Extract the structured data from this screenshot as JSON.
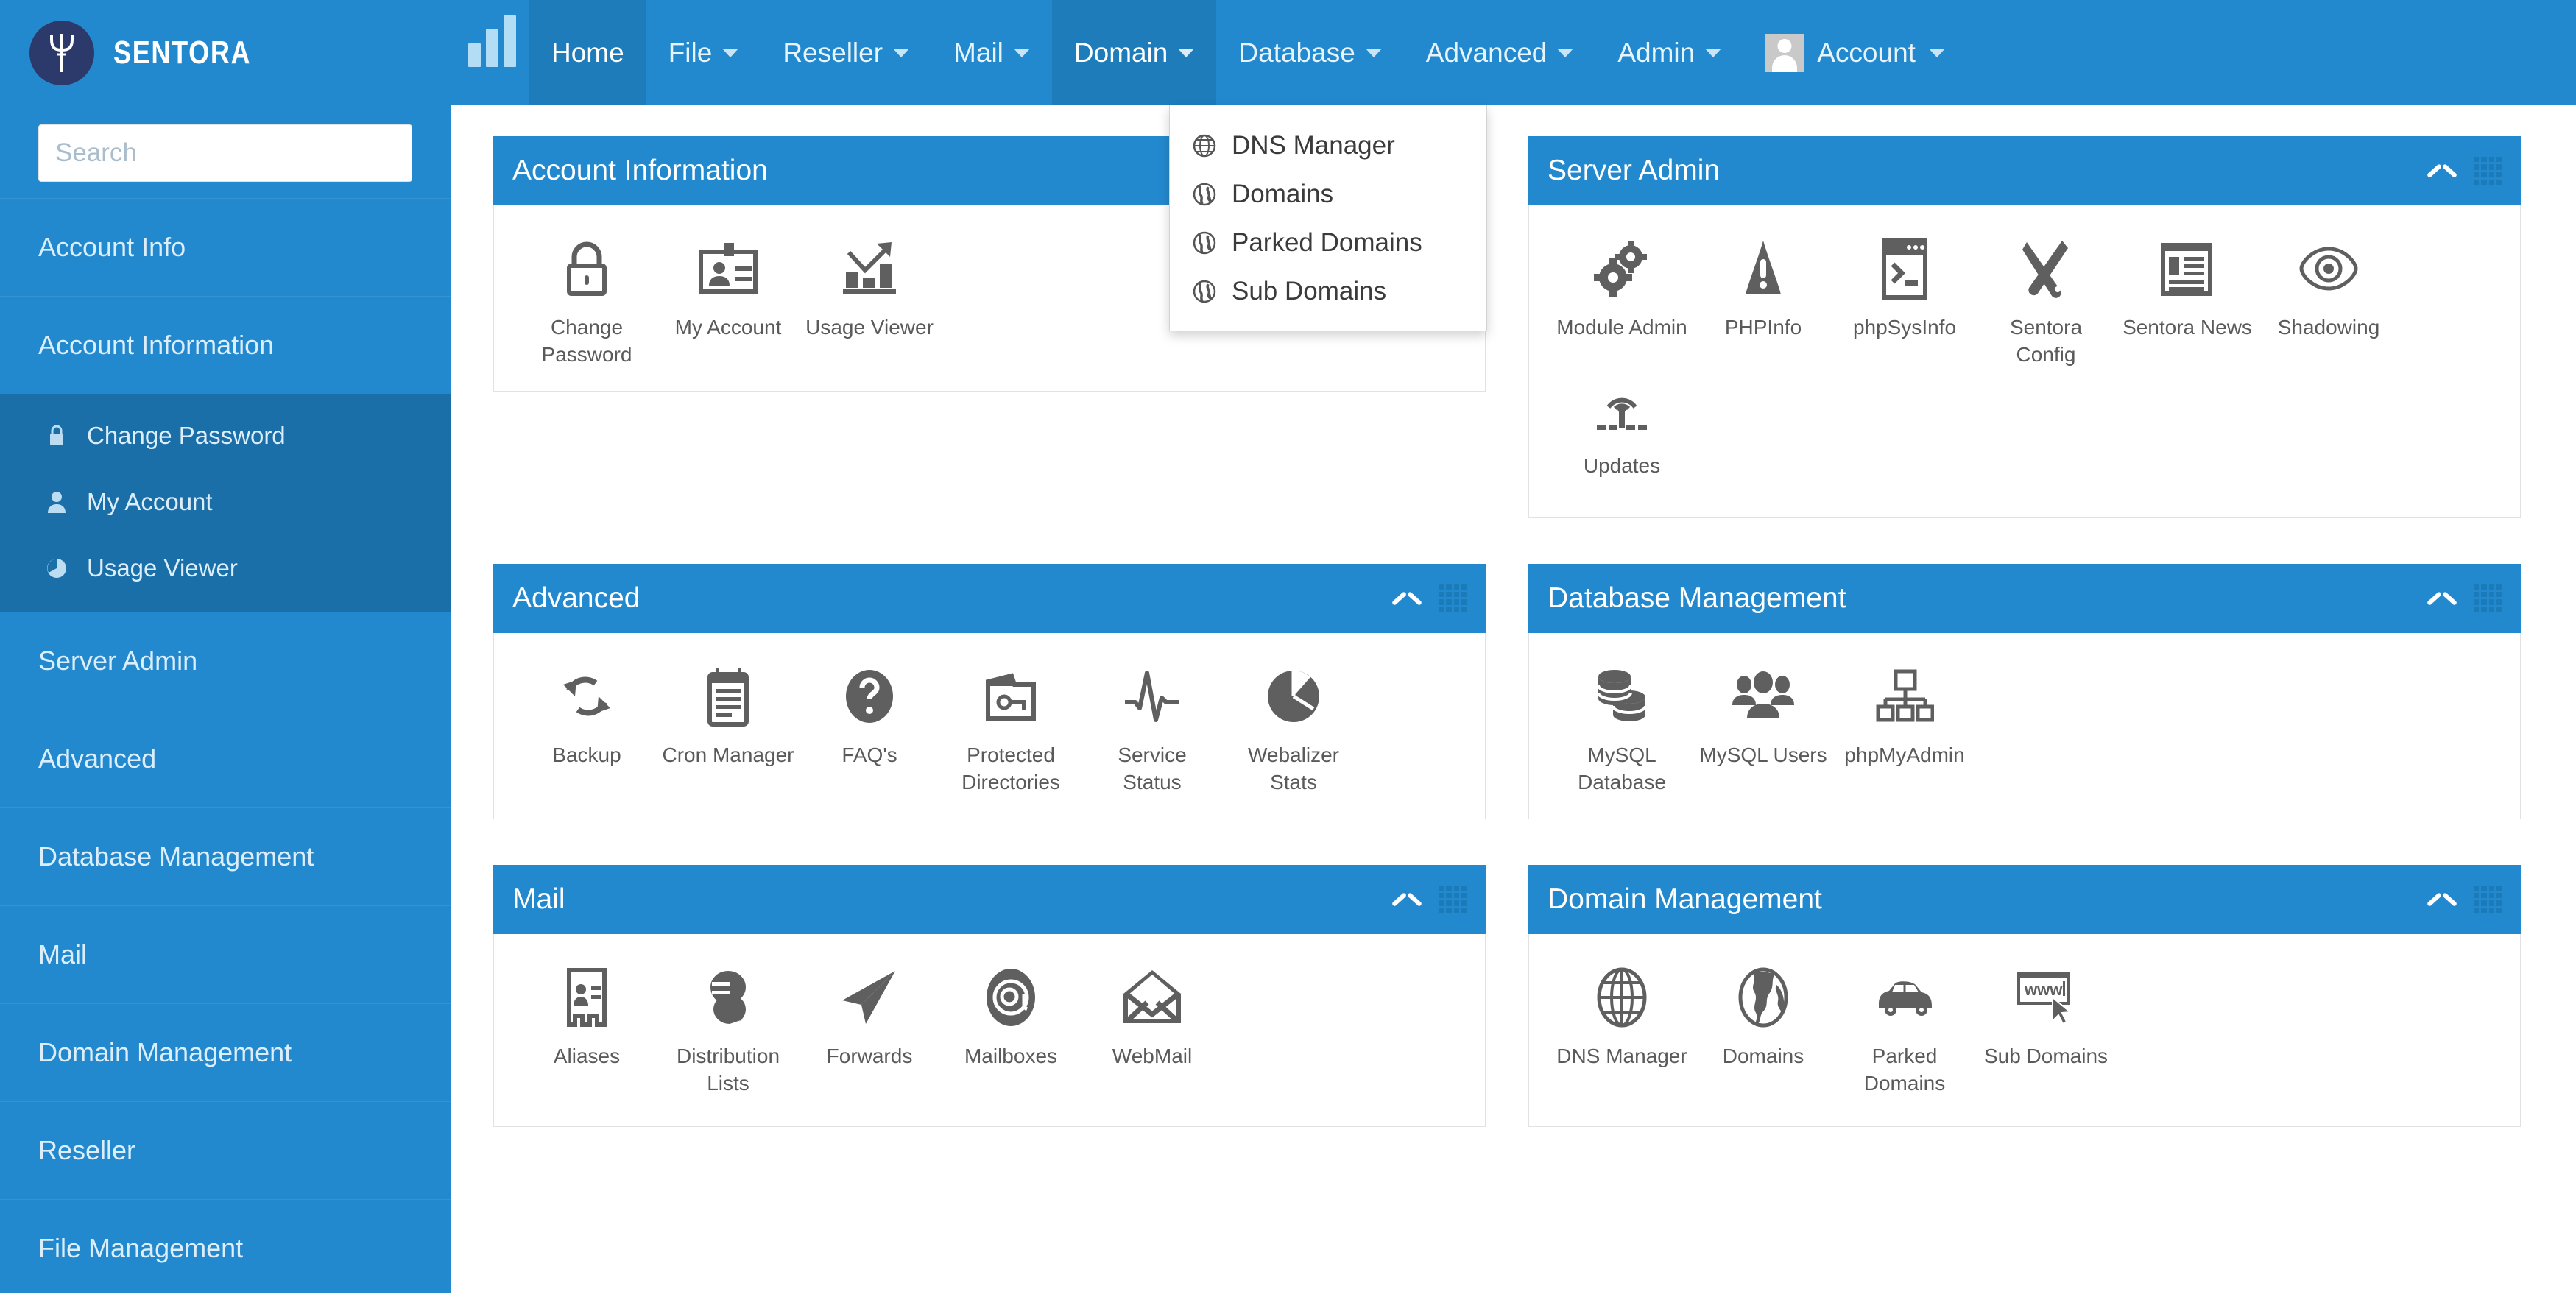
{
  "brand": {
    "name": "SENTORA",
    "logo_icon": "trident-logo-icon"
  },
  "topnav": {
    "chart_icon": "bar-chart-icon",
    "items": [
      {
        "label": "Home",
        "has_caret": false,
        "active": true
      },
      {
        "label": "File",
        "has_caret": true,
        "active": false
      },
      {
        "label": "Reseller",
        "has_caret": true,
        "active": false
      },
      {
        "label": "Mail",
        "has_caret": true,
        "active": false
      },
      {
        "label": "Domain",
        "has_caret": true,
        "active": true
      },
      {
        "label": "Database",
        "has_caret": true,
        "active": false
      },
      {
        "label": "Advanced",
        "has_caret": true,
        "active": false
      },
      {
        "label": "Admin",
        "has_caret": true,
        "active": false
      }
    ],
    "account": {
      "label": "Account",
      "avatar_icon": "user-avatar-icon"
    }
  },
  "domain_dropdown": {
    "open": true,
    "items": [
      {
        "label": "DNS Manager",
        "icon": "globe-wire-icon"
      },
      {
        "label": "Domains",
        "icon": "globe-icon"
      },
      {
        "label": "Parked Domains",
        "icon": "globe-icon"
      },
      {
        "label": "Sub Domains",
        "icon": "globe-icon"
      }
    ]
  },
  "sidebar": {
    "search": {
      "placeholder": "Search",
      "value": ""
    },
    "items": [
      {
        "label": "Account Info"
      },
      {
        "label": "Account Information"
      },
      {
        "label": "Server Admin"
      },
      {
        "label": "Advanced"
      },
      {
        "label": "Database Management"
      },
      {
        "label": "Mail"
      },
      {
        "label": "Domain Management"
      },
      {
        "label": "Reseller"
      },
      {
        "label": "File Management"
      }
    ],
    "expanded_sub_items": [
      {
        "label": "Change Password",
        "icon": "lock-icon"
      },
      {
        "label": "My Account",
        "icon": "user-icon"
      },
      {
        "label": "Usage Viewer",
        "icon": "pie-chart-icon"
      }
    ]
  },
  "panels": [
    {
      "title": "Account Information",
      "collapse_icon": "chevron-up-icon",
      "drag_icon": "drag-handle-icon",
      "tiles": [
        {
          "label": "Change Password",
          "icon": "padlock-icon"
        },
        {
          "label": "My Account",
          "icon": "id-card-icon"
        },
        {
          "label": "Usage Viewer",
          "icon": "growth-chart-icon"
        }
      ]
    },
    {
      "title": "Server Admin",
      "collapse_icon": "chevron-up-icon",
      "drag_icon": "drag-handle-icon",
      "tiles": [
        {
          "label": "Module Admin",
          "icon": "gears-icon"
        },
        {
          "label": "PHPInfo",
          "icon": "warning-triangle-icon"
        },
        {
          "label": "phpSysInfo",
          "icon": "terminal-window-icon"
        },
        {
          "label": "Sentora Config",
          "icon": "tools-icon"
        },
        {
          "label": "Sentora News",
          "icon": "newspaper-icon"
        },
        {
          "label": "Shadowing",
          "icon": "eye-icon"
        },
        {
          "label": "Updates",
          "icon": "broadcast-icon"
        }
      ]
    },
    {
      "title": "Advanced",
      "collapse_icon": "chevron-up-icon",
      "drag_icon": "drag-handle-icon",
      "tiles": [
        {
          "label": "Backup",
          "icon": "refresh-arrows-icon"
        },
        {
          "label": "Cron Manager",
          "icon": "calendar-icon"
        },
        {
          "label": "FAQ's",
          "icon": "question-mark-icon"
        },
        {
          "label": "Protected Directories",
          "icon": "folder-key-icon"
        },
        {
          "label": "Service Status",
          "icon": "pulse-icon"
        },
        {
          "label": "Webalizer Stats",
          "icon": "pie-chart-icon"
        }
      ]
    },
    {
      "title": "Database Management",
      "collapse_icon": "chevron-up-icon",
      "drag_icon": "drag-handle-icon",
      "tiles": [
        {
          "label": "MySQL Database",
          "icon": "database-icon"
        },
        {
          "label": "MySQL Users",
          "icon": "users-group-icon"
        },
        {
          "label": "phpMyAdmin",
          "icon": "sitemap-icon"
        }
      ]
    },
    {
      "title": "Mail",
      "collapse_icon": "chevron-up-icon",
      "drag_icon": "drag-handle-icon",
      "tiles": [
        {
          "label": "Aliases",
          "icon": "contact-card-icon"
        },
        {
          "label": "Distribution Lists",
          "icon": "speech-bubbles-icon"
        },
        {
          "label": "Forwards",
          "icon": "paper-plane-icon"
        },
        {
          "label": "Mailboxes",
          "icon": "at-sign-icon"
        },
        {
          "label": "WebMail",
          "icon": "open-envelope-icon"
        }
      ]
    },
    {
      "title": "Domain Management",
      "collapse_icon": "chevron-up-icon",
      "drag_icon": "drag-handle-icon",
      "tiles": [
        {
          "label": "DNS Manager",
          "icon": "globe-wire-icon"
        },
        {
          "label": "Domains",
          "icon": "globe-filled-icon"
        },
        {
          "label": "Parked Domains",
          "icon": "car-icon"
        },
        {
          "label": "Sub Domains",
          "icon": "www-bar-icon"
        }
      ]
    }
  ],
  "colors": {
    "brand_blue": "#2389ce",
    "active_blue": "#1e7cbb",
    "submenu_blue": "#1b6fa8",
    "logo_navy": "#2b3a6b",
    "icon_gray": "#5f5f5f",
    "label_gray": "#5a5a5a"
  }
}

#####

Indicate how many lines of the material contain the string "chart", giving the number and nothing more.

4